The task
All of the lines below should be printed again exactly as they are.

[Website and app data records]
# # # # #

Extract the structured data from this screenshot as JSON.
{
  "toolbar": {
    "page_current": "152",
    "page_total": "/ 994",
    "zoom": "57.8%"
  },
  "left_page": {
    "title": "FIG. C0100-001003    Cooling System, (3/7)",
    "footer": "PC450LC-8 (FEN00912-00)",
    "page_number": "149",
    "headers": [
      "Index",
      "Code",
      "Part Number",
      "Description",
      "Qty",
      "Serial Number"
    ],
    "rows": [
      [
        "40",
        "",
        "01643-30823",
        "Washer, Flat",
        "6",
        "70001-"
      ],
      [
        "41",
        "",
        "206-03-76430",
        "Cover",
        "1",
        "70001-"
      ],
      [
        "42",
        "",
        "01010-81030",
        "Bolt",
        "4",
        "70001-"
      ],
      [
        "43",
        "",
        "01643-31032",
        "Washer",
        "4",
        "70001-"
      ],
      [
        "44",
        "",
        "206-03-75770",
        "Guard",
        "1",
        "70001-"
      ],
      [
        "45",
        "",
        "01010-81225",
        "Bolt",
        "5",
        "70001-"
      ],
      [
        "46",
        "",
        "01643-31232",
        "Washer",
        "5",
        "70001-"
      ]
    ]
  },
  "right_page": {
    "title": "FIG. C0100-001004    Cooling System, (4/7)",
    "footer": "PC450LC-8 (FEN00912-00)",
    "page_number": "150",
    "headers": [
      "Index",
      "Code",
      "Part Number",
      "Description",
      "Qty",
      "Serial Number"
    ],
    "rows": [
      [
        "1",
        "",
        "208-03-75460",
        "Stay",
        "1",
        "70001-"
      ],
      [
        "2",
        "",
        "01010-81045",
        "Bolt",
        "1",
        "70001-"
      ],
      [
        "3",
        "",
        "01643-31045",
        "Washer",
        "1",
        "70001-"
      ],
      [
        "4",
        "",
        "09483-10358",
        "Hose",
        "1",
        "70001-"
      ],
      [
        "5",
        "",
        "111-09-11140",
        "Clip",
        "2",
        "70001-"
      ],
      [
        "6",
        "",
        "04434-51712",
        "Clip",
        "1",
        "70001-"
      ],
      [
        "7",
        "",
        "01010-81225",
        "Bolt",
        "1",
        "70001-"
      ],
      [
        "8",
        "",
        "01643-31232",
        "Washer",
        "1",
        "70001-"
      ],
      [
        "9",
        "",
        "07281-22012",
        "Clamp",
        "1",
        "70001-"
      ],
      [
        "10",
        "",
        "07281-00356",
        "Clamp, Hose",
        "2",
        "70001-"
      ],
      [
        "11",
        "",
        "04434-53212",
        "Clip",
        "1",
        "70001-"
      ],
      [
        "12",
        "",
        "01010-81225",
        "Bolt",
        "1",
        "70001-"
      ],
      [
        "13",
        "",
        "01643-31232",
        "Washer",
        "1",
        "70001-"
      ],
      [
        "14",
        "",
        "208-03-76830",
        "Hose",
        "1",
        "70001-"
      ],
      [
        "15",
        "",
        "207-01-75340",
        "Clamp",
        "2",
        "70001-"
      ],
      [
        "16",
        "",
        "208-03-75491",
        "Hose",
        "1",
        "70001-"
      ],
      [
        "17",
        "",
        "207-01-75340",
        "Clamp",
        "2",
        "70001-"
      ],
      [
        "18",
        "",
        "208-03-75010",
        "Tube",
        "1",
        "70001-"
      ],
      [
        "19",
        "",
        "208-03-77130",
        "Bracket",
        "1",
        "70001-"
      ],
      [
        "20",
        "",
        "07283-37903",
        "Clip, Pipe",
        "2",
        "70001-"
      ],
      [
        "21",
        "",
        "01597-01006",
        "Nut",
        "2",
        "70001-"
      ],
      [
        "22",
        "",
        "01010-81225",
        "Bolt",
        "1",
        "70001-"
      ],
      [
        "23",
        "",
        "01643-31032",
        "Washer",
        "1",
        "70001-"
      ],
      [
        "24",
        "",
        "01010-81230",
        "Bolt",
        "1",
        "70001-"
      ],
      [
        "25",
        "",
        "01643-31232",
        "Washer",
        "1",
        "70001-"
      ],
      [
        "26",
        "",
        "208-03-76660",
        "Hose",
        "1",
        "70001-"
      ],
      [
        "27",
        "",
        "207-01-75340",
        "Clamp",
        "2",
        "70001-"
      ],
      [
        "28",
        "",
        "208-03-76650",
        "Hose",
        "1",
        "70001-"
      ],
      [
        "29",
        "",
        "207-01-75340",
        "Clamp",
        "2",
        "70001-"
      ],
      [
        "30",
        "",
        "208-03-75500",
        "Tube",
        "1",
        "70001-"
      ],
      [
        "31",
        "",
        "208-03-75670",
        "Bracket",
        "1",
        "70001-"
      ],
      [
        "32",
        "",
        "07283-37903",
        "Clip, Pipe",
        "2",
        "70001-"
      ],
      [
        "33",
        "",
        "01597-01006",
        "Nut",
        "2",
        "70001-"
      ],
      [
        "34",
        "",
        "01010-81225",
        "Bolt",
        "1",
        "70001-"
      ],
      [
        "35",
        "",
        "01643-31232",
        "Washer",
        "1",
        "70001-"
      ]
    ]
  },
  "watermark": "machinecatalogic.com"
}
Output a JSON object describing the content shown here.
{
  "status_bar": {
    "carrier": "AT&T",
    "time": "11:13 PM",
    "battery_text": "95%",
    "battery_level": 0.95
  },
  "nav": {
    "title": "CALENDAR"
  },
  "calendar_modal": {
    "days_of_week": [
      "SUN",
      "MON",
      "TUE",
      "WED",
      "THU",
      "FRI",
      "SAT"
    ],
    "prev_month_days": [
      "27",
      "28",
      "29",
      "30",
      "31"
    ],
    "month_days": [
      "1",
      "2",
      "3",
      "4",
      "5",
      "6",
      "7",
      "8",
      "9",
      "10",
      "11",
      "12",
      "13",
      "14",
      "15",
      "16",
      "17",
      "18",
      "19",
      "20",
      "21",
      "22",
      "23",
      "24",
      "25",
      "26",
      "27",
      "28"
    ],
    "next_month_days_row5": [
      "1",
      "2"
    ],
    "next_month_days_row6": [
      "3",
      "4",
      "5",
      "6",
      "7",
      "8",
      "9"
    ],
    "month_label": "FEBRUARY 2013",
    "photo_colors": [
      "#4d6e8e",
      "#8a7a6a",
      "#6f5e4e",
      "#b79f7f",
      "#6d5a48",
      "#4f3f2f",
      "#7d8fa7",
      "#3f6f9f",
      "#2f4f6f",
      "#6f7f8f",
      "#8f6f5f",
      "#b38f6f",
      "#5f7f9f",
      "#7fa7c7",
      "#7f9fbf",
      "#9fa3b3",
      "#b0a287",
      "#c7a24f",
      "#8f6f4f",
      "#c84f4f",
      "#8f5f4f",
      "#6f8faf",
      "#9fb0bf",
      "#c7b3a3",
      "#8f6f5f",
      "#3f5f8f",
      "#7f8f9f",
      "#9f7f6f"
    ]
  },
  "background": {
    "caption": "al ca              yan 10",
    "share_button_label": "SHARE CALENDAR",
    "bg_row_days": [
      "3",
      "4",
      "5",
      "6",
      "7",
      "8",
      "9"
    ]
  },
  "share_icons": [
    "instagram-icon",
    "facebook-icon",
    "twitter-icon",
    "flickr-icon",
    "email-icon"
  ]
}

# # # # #

Your response
Extract the structured data from this screenshot as JSON.
{
  "toolbar": {
    "page_current": "152",
    "page_total": "/ 994",
    "zoom": "57.8%"
  },
  "left_page": {
    "title": "FIG. C0100-001003    Cooling System, (3/7)",
    "footer": "PC450LC-8 (FEN00912-00)",
    "page_number": "149",
    "headers": [
      "Index",
      "Code",
      "Part Number",
      "Description",
      "Qty",
      "Serial Number"
    ],
    "rows": [
      [
        "40",
        "",
        "01643-30823",
        "Washer, Flat",
        "6",
        "70001-"
      ],
      [
        "41",
        "",
        "206-03-76430",
        "Cover",
        "1",
        "70001-"
      ],
      [
        "42",
        "",
        "01010-81030",
        "Bolt",
        "4",
        "70001-"
      ],
      [
        "43",
        "",
        "01643-31032",
        "Washer",
        "4",
        "70001-"
      ],
      [
        "44",
        "",
        "206-03-75770",
        "Guard",
        "1",
        "70001-"
      ],
      [
        "45",
        "",
        "01010-81225",
        "Bolt",
        "5",
        "70001-"
      ],
      [
        "46",
        "",
        "01643-31232",
        "Washer",
        "5",
        "70001-"
      ]
    ]
  },
  "right_page": {
    "title": "FIG. C0100-001004    Cooling System, (4/7)",
    "footer": "PC450LC-8 (FEN00912-00)",
    "page_number": "150",
    "headers": [
      "Index",
      "Code",
      "Part Number",
      "Description",
      "Qty",
      "Serial Number"
    ],
    "rows": [
      [
        "1",
        "",
        "208-03-75460",
        "Stay",
        "1",
        "70001-"
      ],
      [
        "2",
        "",
        "01010-81045",
        "Bolt",
        "1",
        "70001-"
      ],
      [
        "3",
        "",
        "01643-31045",
        "Washer",
        "1",
        "70001-"
      ],
      [
        "4",
        "",
        "09483-10358",
        "Hose",
        "1",
        "70001-"
      ],
      [
        "5",
        "",
        "111-09-11140",
        "Clip",
        "2",
        "70001-"
      ],
      [
        "6",
        "",
        "04434-51712",
        "Clip",
        "1",
        "70001-"
      ],
      [
        "7",
        "",
        "01010-81225",
        "Bolt",
        "1",
        "70001-"
      ],
      [
        "8",
        "",
        "01643-31232",
        "Washer",
        "1",
        "70001-"
      ],
      [
        "9",
        "",
        "07281-22012",
        "Clamp",
        "1",
        "70001-"
      ],
      [
        "10",
        "",
        "07281-00356",
        "Clamp, Hose",
        "2",
        "70001-"
      ],
      [
        "11",
        "",
        "04434-53212",
        "Clip",
        "1",
        "70001-"
      ],
      [
        "12",
        "",
        "01010-81225",
        "Bolt",
        "1",
        "70001-"
      ],
      [
        "13",
        "",
        "01643-31232",
        "Washer",
        "1",
        "70001-"
      ],
      [
        "14",
        "",
        "208-03-76830",
        "Hose",
        "1",
        "70001-"
      ],
      [
        "15",
        "",
        "207-01-75340",
        "Clamp",
        "2",
        "70001-"
      ],
      [
        "16",
        "",
        "208-03-75491",
        "Hose",
        "1",
        "70001-"
      ],
      [
        "17",
        "",
        "207-01-75340",
        "Clamp",
        "2",
        "70001-"
      ],
      [
        "18",
        "",
        "208-03-75010",
        "Tube",
        "1",
        "70001-"
      ],
      [
        "19",
        "",
        "208-03-77130",
        "Bracket",
        "1",
        "70001-"
      ],
      [
        "20",
        "",
        "07283-37903",
        "Clip, Pipe",
        "2",
        "70001-"
      ],
      [
        "21",
        "",
        "01597-01006",
        "Nut",
        "2",
        "70001-"
      ],
      [
        "22",
        "",
        "01010-81225",
        "Bolt",
        "1",
        "70001-"
      ],
      [
        "23",
        "",
        "01643-31032",
        "Washer",
        "1",
        "70001-"
      ],
      [
        "24",
        "",
        "01010-81230",
        "Bolt",
        "1",
        "70001-"
      ],
      [
        "25",
        "",
        "01643-31232",
        "Washer",
        "1",
        "70001-"
      ],
      [
        "26",
        "",
        "208-03-76660",
        "Hose",
        "1",
        "70001-"
      ],
      [
        "27",
        "",
        "207-01-75340",
        "Clamp",
        "2",
        "70001-"
      ],
      [
        "28",
        "",
        "208-03-76650",
        "Hose",
        "1",
        "70001-"
      ],
      [
        "29",
        "",
        "207-01-75340",
        "Clamp",
        "2",
        "70001-"
      ],
      [
        "30",
        "",
        "208-03-75500",
        "Tube",
        "1",
        "70001-"
      ],
      [
        "31",
        "",
        "208-03-75670",
        "Bracket",
        "1",
        "70001-"
      ],
      [
        "32",
        "",
        "07283-37903",
        "Clip, Pipe",
        "2",
        "70001-"
      ],
      [
        "33",
        "",
        "01597-01006",
        "Nut",
        "2",
        "70001-"
      ],
      [
        "34",
        "",
        "01010-81225",
        "Bolt",
        "1",
        "70001-"
      ],
      [
        "35",
        "",
        "01643-31232",
        "Washer",
        "1",
        "70001-"
      ]
    ]
  },
  "watermark": "machinecatalogic.com"
}
Output a JSON object describing the content shown here.
{
  "status_bar": {
    "carrier": "AT&T",
    "time": "11:13 PM",
    "battery_text": "95%",
    "battery_level": 0.95
  },
  "nav": {
    "title": "CALENDAR"
  },
  "calendar_modal": {
    "days_of_week": [
      "SUN",
      "MON",
      "TUE",
      "WED",
      "THU",
      "FRI",
      "SAT"
    ],
    "prev_month_days": [
      "27",
      "28",
      "29",
      "30",
      "31"
    ],
    "month_days": [
      "1",
      "2",
      "3",
      "4",
      "5",
      "6",
      "7",
      "8",
      "9",
      "10",
      "11",
      "12",
      "13",
      "14",
      "15",
      "16",
      "17",
      "18",
      "19",
      "20",
      "21",
      "22",
      "23",
      "24",
      "25",
      "26",
      "27",
      "28"
    ],
    "next_month_days_row5": [
      "1",
      "2"
    ],
    "next_month_days_row6": [
      "3",
      "4",
      "5",
      "6",
      "7",
      "8",
      "9"
    ],
    "month_label": "FEBRUARY 2013",
    "photo_colors": [
      "#4d6e8e",
      "#8a7a6a",
      "#6f5e4e",
      "#b79f7f",
      "#6d5a48",
      "#4f3f2f",
      "#7d8fa7",
      "#3f6f9f",
      "#2f4f6f",
      "#6f7f8f",
      "#8f6f5f",
      "#b38f6f",
      "#5f7f9f",
      "#7fa7c7",
      "#7f9fbf",
      "#9fa3b3",
      "#b0a287",
      "#c7a24f",
      "#8f6f4f",
      "#c84f4f",
      "#8f5f4f",
      "#6f8faf",
      "#9fb0bf",
      "#c7b3a3",
      "#8f6f5f",
      "#3f5f8f",
      "#7f8f9f",
      "#9f7f6f"
    ]
  },
  "background": {
    "caption": "al ca              yan 10",
    "share_button_label": "SHARE CALENDAR",
    "bg_row_days": [
      "3",
      "4",
      "5",
      "6",
      "7",
      "8",
      "9"
    ]
  },
  "share_icons": [
    "instagram-icon",
    "facebook-icon",
    "twitter-icon",
    "flickr-icon",
    "email-icon"
  ]
}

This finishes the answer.